Information given -

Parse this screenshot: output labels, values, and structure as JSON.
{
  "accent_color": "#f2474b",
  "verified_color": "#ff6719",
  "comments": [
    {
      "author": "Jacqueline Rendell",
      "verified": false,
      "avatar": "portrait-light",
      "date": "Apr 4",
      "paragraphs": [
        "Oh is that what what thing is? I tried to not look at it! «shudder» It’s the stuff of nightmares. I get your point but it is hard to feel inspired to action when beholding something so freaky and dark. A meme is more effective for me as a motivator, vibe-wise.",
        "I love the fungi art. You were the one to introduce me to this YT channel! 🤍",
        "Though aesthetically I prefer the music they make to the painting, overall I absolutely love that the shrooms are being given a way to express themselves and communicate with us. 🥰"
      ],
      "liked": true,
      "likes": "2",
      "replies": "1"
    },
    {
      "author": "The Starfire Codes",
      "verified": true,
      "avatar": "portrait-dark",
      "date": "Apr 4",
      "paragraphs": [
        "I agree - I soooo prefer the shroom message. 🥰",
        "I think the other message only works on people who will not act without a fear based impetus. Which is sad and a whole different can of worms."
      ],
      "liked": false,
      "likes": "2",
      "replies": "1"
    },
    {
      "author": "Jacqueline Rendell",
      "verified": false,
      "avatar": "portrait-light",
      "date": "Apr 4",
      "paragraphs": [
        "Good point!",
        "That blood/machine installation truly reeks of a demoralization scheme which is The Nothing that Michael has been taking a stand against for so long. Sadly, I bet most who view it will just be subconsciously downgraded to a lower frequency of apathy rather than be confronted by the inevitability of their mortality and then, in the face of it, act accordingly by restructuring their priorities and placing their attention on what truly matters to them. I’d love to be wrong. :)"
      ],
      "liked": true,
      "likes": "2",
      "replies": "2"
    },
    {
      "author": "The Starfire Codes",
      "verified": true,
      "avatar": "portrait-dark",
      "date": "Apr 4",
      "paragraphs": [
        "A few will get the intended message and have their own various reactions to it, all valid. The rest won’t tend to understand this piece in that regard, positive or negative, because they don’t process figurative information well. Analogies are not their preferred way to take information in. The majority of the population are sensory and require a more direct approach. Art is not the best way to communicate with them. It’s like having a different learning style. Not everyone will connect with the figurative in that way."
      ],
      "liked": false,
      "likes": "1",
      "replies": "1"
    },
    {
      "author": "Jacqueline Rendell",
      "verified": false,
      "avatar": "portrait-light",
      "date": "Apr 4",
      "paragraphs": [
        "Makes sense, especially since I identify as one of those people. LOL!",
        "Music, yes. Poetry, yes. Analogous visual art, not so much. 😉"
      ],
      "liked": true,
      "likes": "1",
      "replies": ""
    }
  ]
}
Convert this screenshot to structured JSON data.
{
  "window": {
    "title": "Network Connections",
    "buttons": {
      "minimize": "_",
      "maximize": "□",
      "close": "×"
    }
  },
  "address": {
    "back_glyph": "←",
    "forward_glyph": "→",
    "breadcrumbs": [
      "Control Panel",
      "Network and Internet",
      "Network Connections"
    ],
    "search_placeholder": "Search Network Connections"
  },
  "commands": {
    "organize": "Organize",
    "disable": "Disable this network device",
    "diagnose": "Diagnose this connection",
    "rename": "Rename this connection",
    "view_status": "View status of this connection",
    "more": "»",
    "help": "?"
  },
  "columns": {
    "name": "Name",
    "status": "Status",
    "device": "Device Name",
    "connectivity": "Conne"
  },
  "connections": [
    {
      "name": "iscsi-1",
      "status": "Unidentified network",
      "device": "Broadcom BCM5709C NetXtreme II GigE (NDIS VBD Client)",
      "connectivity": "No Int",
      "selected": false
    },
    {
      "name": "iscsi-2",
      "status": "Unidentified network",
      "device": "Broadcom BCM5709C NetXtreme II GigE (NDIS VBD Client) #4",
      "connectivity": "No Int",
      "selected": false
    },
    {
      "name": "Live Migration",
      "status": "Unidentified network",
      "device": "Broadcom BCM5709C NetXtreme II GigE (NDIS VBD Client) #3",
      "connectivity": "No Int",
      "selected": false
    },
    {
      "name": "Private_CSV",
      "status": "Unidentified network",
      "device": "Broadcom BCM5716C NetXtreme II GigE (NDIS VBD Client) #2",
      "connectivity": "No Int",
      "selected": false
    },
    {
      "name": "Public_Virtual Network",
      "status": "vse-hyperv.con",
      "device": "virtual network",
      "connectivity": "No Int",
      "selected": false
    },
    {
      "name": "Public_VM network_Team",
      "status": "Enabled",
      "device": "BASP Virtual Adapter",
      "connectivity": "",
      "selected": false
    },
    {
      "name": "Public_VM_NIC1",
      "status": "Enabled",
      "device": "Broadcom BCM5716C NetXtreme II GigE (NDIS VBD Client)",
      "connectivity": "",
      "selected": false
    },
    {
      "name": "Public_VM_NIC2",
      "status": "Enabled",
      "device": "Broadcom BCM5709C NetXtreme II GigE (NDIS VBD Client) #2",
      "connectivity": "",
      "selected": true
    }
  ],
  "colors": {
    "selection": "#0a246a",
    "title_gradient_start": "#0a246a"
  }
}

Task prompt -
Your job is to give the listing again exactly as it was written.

Your solution -
Parse this screenshot: output labels, values, and structure as JSON.
{
  "accent_color": "#f2474b",
  "verified_color": "#ff6719",
  "comments": [
    {
      "author": "Jacqueline Rendell",
      "verified": false,
      "avatar": "portrait-light",
      "date": "Apr 4",
      "paragraphs": [
        "Oh is that what what thing is? I tried to not look at it! «shudder» It’s the stuff of nightmares. I get your point but it is hard to feel inspired to action when beholding something so freaky and dark. A meme is more effective for me as a motivator, vibe-wise.",
        "I love the fungi art. You were the one to introduce me to this YT channel! 🤍",
        "Though aesthetically I prefer the music they make to the painting, overall I absolutely love that the shrooms are being given a way to express themselves and communicate with us. 🥰"
      ],
      "liked": true,
      "likes": "2",
      "replies": "1"
    },
    {
      "author": "The Starfire Codes",
      "verified": true,
      "avatar": "portrait-dark",
      "date": "Apr 4",
      "paragraphs": [
        "I agree - I soooo prefer the shroom message. 🥰",
        "I think the other message only works on people who will not act without a fear based impetus. Which is sad and a whole different can of worms."
      ],
      "liked": false,
      "likes": "2",
      "replies": "1"
    },
    {
      "author": "Jacqueline Rendell",
      "verified": false,
      "avatar": "portrait-light",
      "date": "Apr 4",
      "paragraphs": [
        "Good point!",
        "That blood/machine installation truly reeks of a demoralization scheme which is The Nothing that Michael has been taking a stand against for so long. Sadly, I bet most who view it will just be subconsciously downgraded to a lower frequency of apathy rather than be confronted by the inevitability of their mortality and then, in the face of it, act accordingly by restructuring their priorities and placing their attention on what truly matters to them. I’d love to be wrong. :)"
      ],
      "liked": true,
      "likes": "2",
      "replies": "2"
    },
    {
      "author": "The Starfire Codes",
      "verified": true,
      "avatar": "portrait-dark",
      "date": "Apr 4",
      "paragraphs": [
        "A few will get the intended message and have their own various reactions to it, all valid. The rest won’t tend to understand this piece in that regard, positive or negative, because they don’t process figurative information well. Analogies are not their preferred way to take information in. The majority of the population are sensory and require a more direct approach. Art is not the best way to communicate with them. It’s like having a different learning style. Not everyone will connect with the figurative in that way."
      ],
      "liked": false,
      "likes": "1",
      "replies": "1"
    },
    {
      "author": "Jacqueline Rendell",
      "verified": false,
      "avatar": "portrait-light",
      "date": "Apr 4",
      "paragraphs": [
        "Makes sense, especially since I identify as one of those people. LOL!",
        "Music, yes. Poetry, yes. Analogous visual art, not so much. 😉"
      ],
      "liked": true,
      "likes": "1",
      "replies": ""
    }
  ]
}
Convert this screenshot to structured JSON data.
{
  "window": {
    "title": "Network Connections",
    "buttons": {
      "minimize": "_",
      "maximize": "□",
      "close": "×"
    }
  },
  "address": {
    "back_glyph": "←",
    "forward_glyph": "→",
    "breadcrumbs": [
      "Control Panel",
      "Network and Internet",
      "Network Connections"
    ],
    "search_placeholder": "Search Network Connections"
  },
  "commands": {
    "organize": "Organize",
    "disable": "Disable this network device",
    "diagnose": "Diagnose this connection",
    "rename": "Rename this connection",
    "view_status": "View status of this connection",
    "more": "»",
    "help": "?"
  },
  "columns": {
    "name": "Name",
    "status": "Status",
    "device": "Device Name",
    "connectivity": "Conne"
  },
  "connections": [
    {
      "name": "iscsi-1",
      "status": "Unidentified network",
      "device": "Broadcom BCM5709C NetXtreme II GigE (NDIS VBD Client)",
      "connectivity": "No Int",
      "selected": false
    },
    {
      "name": "iscsi-2",
      "status": "Unidentified network",
      "device": "Broadcom BCM5709C NetXtreme II GigE (NDIS VBD Client) #4",
      "connectivity": "No Int",
      "selected": false
    },
    {
      "name": "Live Migration",
      "status": "Unidentified network",
      "device": "Broadcom BCM5709C NetXtreme II GigE (NDIS VBD Client) #3",
      "connectivity": "No Int",
      "selected": false
    },
    {
      "name": "Private_CSV",
      "status": "Unidentified network",
      "device": "Broadcom BCM5716C NetXtreme II GigE (NDIS VBD Client) #2",
      "connectivity": "No Int",
      "selected": false
    },
    {
      "name": "Public_Virtual Network",
      "status": "vse-hyperv.con",
      "device": "virtual network",
      "connectivity": "No Int",
      "selected": false
    },
    {
      "name": "Public_VM network_Team",
      "status": "Enabled",
      "device": "BASP Virtual Adapter",
      "connectivity": "",
      "selected": false
    },
    {
      "name": "Public_VM_NIC1",
      "status": "Enabled",
      "device": "Broadcom BCM5716C NetXtreme II GigE (NDIS VBD Client)",
      "connectivity": "",
      "selected": false
    },
    {
      "name": "Public_VM_NIC2",
      "status": "Enabled",
      "device": "Broadcom BCM5709C NetXtreme II GigE (NDIS VBD Client) #2",
      "connectivity": "",
      "selected": true
    }
  ],
  "colors": {
    "selection": "#0a246a",
    "title_gradient_start": "#0a246a"
  }
}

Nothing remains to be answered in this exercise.